Biologists peep into life-sustaining microbial underworld
Researchers have unlocked the "black box" to the underground world, home to billions of microscopic organisms, unravelling why they make all life sustainable.
Washington: Researchers have unlocked the "black box" to the underground world, home to billions of microscopic organisms, unravelling why they make all life sustainable.
"The organisms that live in soil do all kinds of important things for us -- they decompose and decontaminate our waste and toxic chemicals, purify our water, prevent erosion, renew fertility," said Byron Adams, professor of biology at Brigham Young University and study co-author.
"But we know very little about how they do this. What species need to be present? What are the different jobs that we need them to do?" said Adams, the journal Proceedings of the National Academy of Sciences reported.
Adams and colleagues took 16 soil samples from all reaches of the globe, from Antarctica to tropical forest locations, extracted the DNA out of all the organisms in each sample and sequenced it, according to a university statement.
With information about the genome (the complete set of its DNA and all of its genes) of each microbe in the soil, researchers were able to see which organisms do what and whether or not their functional roles are redundant or unique.
"The most obvious applications of this understanding will probably be in agricultural ecosystems," Adams said.
A better understanding of below-ground ecosystems can help humans predict how those systems will respond to things such as climate change or perturbations to the soil from mining, drilling or waste. And, hopefully, that understanding can help prevent agricultural or environmental catastrophes.
"People think you`re going to pick up a handful of dirt anywhere in the world and you`ll pretty much have the same bunch of microbes doing pretty much the same things," Adams said.
"That`s simply not true."

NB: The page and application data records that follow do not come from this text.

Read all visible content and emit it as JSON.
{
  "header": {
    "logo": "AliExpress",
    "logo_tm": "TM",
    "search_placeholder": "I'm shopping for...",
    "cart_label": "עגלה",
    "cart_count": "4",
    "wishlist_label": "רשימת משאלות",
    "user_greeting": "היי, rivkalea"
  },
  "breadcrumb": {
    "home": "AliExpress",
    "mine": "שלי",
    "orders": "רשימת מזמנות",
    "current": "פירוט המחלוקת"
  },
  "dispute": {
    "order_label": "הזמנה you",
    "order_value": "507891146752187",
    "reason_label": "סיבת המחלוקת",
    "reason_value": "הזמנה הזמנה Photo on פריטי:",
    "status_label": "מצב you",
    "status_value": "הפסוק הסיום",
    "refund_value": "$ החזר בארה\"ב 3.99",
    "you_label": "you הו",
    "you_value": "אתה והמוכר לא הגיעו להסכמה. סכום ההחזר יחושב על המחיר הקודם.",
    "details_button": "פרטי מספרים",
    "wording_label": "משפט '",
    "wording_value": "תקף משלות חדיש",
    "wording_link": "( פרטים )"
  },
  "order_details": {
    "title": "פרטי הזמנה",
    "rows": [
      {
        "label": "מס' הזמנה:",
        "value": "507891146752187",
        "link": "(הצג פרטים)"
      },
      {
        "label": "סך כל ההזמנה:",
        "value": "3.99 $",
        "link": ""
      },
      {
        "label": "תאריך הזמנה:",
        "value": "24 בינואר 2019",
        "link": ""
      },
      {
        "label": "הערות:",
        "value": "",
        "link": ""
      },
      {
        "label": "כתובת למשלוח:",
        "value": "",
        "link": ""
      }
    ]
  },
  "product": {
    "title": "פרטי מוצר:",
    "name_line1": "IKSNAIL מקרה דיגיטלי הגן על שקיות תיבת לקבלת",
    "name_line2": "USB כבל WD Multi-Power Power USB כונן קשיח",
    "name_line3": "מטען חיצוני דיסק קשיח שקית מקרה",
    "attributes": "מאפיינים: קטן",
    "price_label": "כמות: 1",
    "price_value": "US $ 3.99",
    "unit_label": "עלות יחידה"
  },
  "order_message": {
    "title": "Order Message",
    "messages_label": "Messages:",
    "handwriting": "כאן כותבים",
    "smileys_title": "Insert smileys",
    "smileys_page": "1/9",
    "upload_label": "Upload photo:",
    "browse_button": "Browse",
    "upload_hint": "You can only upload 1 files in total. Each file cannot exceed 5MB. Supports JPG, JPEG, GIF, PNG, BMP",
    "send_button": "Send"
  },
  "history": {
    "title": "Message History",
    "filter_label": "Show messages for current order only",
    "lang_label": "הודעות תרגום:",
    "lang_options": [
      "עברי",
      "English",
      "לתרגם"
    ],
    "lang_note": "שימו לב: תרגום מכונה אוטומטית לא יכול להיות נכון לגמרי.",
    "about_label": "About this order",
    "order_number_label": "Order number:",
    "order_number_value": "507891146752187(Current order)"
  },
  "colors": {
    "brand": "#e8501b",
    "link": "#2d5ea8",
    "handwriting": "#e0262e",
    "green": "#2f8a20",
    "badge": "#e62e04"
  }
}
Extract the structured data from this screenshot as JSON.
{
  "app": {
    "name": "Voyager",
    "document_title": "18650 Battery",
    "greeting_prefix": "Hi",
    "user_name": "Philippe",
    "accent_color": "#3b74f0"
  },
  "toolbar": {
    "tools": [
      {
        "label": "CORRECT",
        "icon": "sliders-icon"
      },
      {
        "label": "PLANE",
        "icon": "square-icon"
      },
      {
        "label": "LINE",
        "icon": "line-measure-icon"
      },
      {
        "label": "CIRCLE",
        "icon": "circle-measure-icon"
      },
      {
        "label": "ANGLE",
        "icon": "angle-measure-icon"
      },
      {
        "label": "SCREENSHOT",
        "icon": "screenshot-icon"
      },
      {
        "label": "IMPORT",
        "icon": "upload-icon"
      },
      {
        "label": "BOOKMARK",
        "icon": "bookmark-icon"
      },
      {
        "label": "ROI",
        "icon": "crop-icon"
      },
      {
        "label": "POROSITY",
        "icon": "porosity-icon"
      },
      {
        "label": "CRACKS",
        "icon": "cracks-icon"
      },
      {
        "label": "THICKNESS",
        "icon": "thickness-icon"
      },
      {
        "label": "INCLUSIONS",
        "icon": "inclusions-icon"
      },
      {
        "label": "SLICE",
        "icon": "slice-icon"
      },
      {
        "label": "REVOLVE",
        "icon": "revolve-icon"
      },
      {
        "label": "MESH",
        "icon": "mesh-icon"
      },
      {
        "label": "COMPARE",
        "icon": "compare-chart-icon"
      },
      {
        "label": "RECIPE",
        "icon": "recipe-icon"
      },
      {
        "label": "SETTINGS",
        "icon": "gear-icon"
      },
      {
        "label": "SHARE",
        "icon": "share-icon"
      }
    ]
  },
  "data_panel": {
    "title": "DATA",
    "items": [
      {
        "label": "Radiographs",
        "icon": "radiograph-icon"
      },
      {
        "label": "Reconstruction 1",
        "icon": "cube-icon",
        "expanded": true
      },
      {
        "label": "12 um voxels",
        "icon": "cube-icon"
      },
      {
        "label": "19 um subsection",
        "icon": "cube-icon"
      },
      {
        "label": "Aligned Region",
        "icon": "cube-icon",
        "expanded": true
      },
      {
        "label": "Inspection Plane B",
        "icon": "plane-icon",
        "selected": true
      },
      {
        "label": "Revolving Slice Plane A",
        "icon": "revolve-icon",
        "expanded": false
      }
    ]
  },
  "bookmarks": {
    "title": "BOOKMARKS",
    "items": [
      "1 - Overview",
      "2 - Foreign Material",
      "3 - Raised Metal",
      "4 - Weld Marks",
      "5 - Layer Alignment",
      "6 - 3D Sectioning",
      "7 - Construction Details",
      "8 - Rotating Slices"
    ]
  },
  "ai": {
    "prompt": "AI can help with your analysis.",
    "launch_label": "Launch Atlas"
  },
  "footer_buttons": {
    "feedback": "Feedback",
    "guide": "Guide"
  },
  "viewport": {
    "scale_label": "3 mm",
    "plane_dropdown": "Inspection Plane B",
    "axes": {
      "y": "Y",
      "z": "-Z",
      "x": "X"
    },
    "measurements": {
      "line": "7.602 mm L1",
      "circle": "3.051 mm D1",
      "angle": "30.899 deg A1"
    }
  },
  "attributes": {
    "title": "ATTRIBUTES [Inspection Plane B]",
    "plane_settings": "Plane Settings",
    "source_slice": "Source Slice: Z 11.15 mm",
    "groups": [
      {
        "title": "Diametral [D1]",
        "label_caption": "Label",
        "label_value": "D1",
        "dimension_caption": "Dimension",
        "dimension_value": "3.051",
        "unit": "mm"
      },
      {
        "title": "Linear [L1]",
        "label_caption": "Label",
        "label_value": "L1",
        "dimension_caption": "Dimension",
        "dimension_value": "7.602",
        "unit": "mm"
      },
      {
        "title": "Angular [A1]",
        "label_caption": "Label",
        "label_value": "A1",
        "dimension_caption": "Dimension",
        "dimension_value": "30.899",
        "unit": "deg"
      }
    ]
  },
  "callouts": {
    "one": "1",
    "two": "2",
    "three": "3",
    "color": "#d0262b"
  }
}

On the other hand, in ecosystems like deserts, where there are few species and even fewer jobs, removing some species could result in collapse, or failure of the ecosystem to provide the services we need.